(Website and app data records)
★ ★ ★
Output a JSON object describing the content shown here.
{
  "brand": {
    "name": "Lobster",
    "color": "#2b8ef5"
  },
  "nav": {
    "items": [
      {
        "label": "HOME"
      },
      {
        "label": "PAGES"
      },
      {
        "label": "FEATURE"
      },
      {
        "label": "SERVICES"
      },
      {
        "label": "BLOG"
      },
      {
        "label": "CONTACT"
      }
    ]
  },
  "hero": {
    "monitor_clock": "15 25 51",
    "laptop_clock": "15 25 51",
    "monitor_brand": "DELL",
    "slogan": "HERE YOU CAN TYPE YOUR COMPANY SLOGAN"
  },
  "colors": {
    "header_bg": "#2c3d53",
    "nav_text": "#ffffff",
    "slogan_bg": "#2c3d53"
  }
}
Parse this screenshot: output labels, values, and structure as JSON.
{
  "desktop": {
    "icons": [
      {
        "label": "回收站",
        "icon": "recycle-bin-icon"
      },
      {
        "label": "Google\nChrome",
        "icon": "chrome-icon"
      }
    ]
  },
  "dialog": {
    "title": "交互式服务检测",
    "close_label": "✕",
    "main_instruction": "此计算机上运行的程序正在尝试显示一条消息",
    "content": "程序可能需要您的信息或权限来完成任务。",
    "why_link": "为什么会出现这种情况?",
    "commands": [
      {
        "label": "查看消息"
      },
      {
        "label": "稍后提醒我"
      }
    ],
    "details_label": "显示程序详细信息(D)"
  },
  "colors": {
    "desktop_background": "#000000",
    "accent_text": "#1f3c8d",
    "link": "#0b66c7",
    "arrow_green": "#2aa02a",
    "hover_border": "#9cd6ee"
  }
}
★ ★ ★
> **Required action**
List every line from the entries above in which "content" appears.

> **Answer section**
Output a JSON object describing the content shown here.
    "content": "程序可能需要您的信息或权限来完成任务。",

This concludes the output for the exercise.